ATHENS (Reuters) - Greece on Tuesday recalled its ambassador to the Czech Republic for consultations after remarks by the Czech president that his country should not adopt the euro unless Greece left the single currency, a foreign ministry official said.
Greece's leftist government held tough negotiations with its EU and IMF lenders for months before giving in to creditors' demands for more austerity measures and signing a third bailout in August to avert Greece's exit from the eurozone.
"My only concern regarding adopting the euro under the current stabilization mechanism is, that Czech taxpayers would pay for Greek debts," Czech President Milos Zeman told Slovak news agency TASR last week.
"I was very disappointed from the result of the negotiations which almost led to the so-called Grexit, but eventually ended up with Greece staying in the euro zone."
However, only the Czech government can decide a euro adoption. Both the government and the central bank have said that setting an entry date is not on the agenda now. Most Czechs currently oppose the idea, according to polls.
In response to Zeman's comments, Athens said on Friday the Czech Republic has become a European Union member also because of Greece's support. On Tuesday the Greek foreign ministry confirmed reports that its ambassador had been recalled.
A Greek foreign ministry official said the move was "a sign of frustration".

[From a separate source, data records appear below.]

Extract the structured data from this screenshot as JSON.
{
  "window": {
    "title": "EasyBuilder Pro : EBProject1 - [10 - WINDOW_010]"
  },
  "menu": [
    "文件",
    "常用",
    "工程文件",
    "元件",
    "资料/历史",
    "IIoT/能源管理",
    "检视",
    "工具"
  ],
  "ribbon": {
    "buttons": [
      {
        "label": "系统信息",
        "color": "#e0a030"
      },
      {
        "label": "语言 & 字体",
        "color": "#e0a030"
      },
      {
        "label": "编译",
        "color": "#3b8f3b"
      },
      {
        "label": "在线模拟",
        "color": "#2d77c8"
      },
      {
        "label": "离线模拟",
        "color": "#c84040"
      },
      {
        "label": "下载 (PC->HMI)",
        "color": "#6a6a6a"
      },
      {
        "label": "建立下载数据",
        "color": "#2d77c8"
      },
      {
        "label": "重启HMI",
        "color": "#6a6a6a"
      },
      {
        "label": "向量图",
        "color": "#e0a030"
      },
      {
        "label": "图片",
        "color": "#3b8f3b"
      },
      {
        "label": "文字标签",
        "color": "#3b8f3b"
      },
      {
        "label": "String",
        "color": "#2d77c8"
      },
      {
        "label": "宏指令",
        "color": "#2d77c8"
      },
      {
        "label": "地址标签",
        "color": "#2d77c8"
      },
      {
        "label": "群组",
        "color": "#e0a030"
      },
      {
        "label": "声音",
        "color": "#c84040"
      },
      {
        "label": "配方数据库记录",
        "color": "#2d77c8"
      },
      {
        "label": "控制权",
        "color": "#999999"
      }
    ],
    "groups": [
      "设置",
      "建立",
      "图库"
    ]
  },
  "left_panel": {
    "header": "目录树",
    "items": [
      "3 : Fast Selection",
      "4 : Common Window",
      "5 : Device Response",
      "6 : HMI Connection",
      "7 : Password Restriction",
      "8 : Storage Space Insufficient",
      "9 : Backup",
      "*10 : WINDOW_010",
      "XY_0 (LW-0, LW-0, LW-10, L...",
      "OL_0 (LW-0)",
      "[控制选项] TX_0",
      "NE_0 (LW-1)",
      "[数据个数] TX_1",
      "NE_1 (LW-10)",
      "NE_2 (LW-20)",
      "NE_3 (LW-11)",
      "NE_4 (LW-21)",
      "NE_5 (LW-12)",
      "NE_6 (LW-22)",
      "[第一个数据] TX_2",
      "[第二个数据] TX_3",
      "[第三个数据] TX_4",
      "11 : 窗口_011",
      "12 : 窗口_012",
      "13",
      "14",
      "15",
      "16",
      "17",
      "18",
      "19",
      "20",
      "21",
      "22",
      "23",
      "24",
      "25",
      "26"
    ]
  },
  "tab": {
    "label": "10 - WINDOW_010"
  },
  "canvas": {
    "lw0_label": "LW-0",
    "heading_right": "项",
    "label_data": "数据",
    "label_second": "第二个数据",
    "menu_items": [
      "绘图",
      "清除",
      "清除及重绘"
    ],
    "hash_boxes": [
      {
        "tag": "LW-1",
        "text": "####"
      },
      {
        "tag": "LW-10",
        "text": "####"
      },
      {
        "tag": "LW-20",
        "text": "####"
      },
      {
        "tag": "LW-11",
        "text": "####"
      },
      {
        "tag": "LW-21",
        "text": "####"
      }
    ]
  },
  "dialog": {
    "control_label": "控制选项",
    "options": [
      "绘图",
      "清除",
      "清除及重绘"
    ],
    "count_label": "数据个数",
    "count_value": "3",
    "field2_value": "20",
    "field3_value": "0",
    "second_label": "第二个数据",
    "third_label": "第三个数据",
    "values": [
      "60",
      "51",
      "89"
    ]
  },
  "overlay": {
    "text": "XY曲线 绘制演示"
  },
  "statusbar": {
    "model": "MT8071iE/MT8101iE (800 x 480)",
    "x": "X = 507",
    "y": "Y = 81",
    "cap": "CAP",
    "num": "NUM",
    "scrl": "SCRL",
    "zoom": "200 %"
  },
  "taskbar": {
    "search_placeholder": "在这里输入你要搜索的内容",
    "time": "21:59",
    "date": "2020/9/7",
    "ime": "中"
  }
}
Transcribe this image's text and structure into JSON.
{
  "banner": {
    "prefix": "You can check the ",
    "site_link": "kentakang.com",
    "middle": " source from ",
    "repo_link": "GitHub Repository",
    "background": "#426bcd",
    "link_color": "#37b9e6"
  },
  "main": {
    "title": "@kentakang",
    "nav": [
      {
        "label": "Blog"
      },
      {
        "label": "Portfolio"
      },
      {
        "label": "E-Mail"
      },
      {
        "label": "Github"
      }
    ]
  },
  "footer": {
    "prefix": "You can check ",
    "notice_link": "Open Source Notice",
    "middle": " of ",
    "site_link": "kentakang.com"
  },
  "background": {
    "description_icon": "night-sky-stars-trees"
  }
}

Reporting by Robert Muller in Prague and Lefteris Karagiannopoulos in Athens, Writing by Renee Maltezou, Editing by Angus MacSwan